  • Higher priority element is processed before any element of lower priority elements, and
  • The clash between two elements with the same priority is resolved by the order in which they are added to the priority queue.

A priority queue is built to process the following operations in less amount of time (efficiently):

  • Get the highest priority element (Smallest or largest)
  • Deletion of the highest priority element
  • Insertion – Insertion of an element with some priority at its right place in the queue
  • Decrease Key – Decrease the value of a specific element or key

A binary heap supports these operations with the following time complexities:

  • Highest Priority element in O(1),
  • Deletion of the Highest Priority element in O(Log N),
  • Insertion in O(Log N), and
  • Decrease Key in O(Log N).

A binary search tree (BST) supports these operations with the following time complexities:

  • Highest Priority element in O(N),
  • Deletion of the Highest Priority element in O(N),
  • Insertion in O(N), and
  • Decrease Key in O(N).

An AVL Tree (Self-balancing binary tree) supports the above-required operations with the following time complexities:

  • Highest Priority element in O(Log N) but can be found in O(1) by keeping an additional pointer to the highest priority element.
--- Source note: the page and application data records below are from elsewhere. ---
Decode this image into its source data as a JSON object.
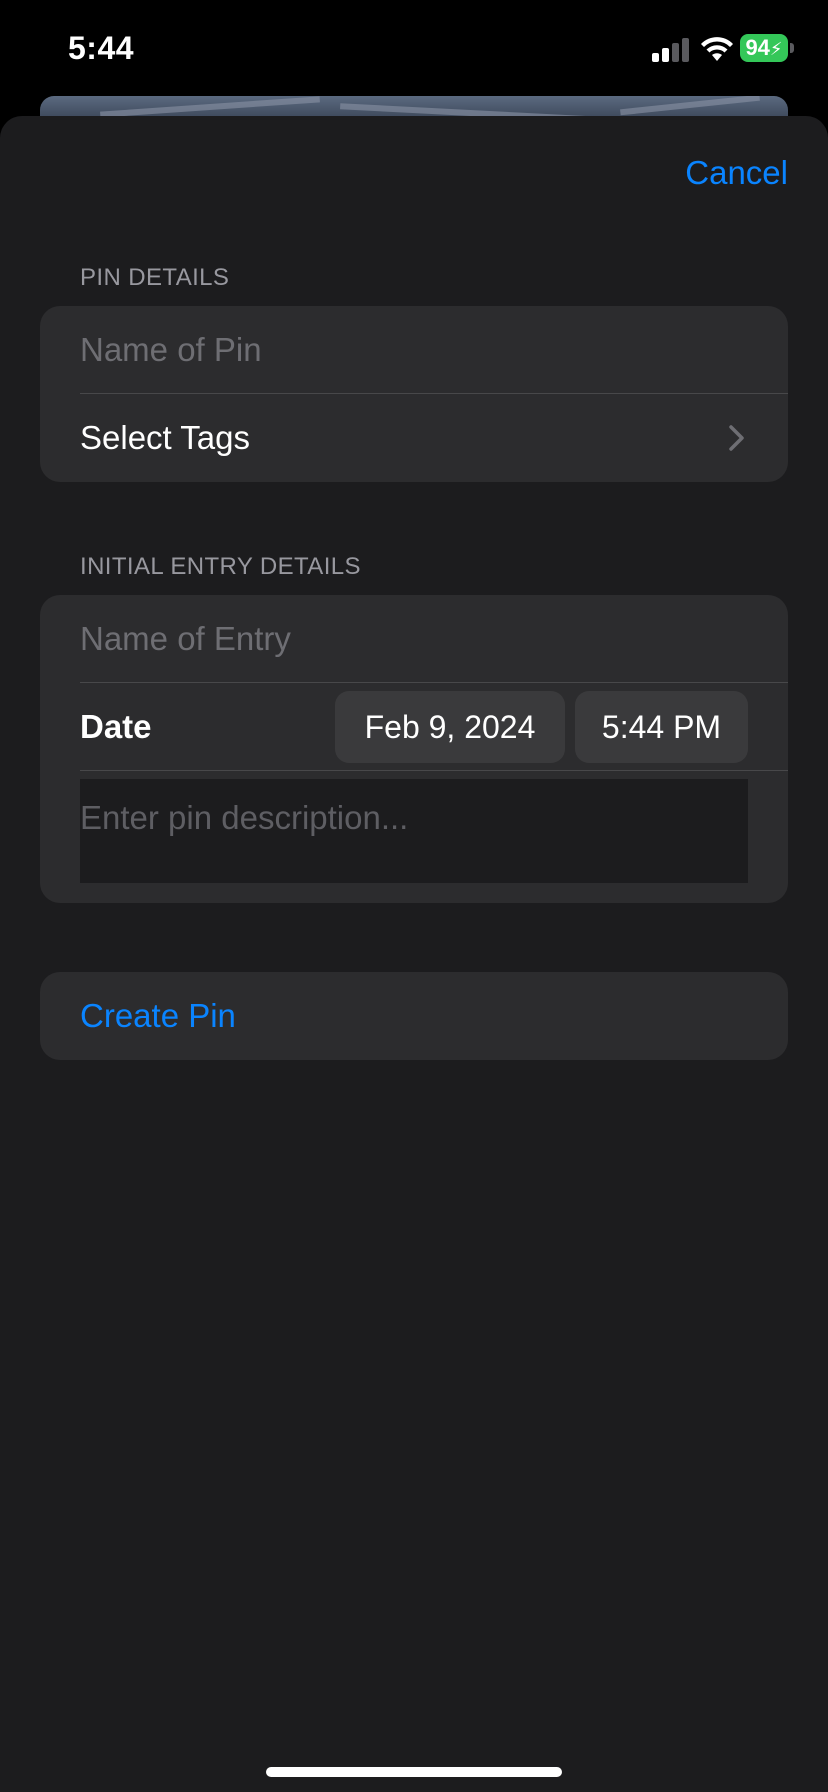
{
  "status_bar": {
    "time": "5:44",
    "battery_level": "94",
    "signal_bars_active": 2,
    "signal_bars_total": 4
  },
  "sheet": {
    "cancel_label": "Cancel",
    "pin_details": {
      "header": "PIN DETAILS",
      "name_placeholder": "Name of Pin",
      "tags_label": "Select Tags"
    },
    "initial_entry": {
      "header": "INITIAL ENTRY DETAILS",
      "name_placeholder": "Name of Entry",
      "date_label": "Date",
      "date_value": "Feb 9, 2024",
      "time_value": "5:44 PM",
      "description_placeholder": "Enter pin description..."
    },
    "create_label": "Create Pin"
  },
  "colors": {
    "accent": "#0a84ff",
    "sheet_bg": "#1c1c1e",
    "group_bg": "#2c2c2e",
    "battery": "#34c759"
  },
  "icons": [
    "cellular-signal-icon",
    "wifi-icon",
    "battery-charging-icon",
    "chevron-right-icon"
  ]
}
Also, we need to update the pointer after each insertion and deletion,
  • Deletion of the Highest Priority element in O(Log N),
  • Insertion in O(Log N), and
  • Decrease Key in O(Log N)

So, the following are the reasons why a binary heap is preferred over BST for the priority queue:

  1. A heap is implemented using an array. So, all the operations performed are more friendly for the users, and we get a better locality of reference.
  2. A heap is constructed in O(Log N) time, whereas the self-balancing tree requires O(N Log N) time.
  3. Building a binary heap is less complex than building a BST or AVL tree.
  4. The BST or AVL tree requires extra space for pointers, whereas a binary heap is free from pointers.
  5. The Fibonacci tree one of the variants of the binary heap can support the insertion and the decrease-key operation in constant time i.e., Q(1).

Although, for some operations, the AVL tree performs better than the binary heap. So, the heap are not always preferred over BSTs, and the following are the reasons:

  1. Searching in an AVL tree requires (Log N) times, but a binary heap requires O(N),
  2. The time complexities of printing the sorted sequence of elements using an AVL tree and a binary heap are O(Log N) and O(N Log N), respectively,
  3. It costs O(Log N) time is finding the kth-largest or smallest element, and
  4. The nearest largest (ceil) and smallest (floor) can be found in O(Log N) time.